__Instructions for the task__:
The answer must be every line of the records below that holds the word "date".

__Data records__:
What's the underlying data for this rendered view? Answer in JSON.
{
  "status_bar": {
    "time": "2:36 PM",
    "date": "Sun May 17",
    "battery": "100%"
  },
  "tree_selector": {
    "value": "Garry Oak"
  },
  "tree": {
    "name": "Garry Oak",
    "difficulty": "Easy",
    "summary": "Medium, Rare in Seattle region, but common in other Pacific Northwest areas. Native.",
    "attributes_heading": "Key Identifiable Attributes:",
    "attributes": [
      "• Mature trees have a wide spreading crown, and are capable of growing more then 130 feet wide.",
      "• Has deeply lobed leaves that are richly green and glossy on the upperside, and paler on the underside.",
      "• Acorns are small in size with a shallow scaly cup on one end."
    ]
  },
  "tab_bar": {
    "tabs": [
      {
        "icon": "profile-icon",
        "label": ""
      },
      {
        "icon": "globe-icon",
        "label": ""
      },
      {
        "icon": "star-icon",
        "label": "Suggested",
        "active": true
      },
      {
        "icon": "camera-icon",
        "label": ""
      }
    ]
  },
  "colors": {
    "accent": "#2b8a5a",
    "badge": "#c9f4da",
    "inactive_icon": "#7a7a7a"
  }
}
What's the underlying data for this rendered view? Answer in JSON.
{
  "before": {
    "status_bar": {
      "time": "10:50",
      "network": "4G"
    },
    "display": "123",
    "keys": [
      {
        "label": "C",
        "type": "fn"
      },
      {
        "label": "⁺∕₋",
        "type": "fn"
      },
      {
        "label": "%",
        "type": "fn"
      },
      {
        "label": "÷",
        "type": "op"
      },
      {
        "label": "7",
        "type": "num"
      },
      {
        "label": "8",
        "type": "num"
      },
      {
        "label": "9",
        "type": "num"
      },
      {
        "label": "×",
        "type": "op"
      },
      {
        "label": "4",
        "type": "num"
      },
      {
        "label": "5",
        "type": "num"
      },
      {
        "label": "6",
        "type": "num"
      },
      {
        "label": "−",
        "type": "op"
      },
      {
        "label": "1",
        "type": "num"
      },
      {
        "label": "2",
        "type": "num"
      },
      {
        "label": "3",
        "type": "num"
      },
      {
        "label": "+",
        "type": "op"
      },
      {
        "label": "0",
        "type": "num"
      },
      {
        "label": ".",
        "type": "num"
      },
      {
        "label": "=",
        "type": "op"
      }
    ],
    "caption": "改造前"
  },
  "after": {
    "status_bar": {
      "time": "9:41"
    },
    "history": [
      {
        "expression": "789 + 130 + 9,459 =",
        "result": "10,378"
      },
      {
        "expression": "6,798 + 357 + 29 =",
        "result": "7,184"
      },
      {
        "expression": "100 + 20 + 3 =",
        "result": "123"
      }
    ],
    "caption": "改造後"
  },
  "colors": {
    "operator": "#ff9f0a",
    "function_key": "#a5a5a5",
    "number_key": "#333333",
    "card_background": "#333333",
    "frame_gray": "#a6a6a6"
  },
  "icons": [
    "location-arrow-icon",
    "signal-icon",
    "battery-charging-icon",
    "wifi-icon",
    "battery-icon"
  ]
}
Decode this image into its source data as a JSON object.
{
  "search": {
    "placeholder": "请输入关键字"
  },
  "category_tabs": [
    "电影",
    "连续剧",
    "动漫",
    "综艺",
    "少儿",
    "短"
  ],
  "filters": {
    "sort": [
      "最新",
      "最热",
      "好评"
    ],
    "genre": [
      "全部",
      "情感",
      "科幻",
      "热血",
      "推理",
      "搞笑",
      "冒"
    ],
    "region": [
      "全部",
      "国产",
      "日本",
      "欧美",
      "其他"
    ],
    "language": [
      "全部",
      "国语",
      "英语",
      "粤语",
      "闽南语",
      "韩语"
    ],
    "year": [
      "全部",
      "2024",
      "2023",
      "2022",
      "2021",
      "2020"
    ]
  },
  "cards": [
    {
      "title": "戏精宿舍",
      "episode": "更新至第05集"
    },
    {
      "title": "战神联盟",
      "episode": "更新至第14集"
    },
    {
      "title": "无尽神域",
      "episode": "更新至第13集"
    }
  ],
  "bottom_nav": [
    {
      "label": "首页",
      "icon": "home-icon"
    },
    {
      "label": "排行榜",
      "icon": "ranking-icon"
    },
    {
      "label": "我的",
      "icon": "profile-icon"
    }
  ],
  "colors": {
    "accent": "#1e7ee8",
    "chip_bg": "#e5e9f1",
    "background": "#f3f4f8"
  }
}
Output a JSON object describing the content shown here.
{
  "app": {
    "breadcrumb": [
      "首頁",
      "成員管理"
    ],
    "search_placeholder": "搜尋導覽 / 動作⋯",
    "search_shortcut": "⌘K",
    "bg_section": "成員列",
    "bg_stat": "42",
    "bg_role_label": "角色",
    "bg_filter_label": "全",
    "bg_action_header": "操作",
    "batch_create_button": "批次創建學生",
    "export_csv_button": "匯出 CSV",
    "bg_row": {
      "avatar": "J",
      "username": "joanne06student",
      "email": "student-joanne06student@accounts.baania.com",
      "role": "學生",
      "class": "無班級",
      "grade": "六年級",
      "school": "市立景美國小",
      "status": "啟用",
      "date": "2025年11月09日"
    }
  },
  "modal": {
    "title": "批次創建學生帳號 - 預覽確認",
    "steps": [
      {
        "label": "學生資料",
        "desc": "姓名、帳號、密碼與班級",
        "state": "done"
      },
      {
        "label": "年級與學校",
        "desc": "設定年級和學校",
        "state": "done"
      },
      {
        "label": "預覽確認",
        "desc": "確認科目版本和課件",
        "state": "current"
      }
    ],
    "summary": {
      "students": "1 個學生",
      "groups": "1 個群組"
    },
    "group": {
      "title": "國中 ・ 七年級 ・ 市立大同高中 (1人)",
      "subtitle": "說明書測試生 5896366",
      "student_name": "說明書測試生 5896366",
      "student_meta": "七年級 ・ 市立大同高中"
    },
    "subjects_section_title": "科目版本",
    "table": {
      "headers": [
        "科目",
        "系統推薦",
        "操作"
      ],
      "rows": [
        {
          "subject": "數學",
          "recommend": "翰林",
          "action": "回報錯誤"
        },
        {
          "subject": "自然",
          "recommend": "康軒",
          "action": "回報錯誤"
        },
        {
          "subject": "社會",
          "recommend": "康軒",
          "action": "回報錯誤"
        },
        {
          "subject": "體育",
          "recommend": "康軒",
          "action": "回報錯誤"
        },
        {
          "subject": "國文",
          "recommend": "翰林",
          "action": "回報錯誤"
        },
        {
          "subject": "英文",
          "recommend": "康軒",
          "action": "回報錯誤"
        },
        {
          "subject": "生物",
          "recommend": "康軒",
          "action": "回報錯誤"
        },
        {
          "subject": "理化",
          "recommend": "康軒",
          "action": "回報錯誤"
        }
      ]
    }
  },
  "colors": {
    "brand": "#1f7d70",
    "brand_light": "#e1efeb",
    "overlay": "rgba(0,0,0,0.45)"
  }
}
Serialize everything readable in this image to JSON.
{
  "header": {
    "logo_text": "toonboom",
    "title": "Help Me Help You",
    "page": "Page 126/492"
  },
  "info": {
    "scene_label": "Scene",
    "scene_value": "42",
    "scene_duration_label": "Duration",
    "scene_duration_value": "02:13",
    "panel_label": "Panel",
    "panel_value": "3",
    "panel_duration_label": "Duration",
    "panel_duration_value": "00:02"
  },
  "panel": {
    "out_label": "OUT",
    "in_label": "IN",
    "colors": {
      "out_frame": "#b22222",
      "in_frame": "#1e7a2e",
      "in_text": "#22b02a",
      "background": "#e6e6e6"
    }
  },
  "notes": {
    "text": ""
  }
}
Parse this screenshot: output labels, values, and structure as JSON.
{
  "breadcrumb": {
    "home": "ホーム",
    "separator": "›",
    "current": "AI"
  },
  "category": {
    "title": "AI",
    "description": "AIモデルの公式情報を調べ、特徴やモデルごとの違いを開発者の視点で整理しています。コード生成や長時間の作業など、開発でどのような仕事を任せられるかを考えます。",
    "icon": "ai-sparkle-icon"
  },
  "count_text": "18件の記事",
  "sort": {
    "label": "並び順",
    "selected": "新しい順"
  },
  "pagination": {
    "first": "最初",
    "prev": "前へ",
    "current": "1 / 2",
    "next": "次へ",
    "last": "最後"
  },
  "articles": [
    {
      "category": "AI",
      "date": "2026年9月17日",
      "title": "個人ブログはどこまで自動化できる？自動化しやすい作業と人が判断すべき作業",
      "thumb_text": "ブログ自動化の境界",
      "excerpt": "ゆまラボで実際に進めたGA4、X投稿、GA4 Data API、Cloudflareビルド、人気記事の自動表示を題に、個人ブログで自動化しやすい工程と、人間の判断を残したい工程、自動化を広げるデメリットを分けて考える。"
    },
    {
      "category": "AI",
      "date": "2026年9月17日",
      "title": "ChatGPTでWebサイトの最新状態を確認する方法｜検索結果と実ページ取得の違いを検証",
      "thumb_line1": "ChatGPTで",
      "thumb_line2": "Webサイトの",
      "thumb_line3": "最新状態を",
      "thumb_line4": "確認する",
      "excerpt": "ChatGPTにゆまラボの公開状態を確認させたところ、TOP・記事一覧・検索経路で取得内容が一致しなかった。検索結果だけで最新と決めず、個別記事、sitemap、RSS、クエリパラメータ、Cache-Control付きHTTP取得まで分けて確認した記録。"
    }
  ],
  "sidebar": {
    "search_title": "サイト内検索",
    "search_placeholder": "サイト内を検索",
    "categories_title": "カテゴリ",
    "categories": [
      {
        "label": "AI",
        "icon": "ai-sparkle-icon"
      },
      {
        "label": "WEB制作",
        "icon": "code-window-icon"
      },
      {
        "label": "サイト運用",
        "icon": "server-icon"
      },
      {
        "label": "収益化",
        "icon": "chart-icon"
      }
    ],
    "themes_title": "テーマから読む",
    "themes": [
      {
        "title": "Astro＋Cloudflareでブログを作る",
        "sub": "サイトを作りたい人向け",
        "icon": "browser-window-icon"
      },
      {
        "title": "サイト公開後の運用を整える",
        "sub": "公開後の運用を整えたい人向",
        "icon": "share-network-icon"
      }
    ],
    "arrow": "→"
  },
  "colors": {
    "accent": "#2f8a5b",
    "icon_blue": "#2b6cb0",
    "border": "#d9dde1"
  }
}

__Solution to the problem__:
    "date": "Sun May 17",
      "date": "2025年11月09日"
      "date": "2026年9月17日",
      "date": "2026年9月17日",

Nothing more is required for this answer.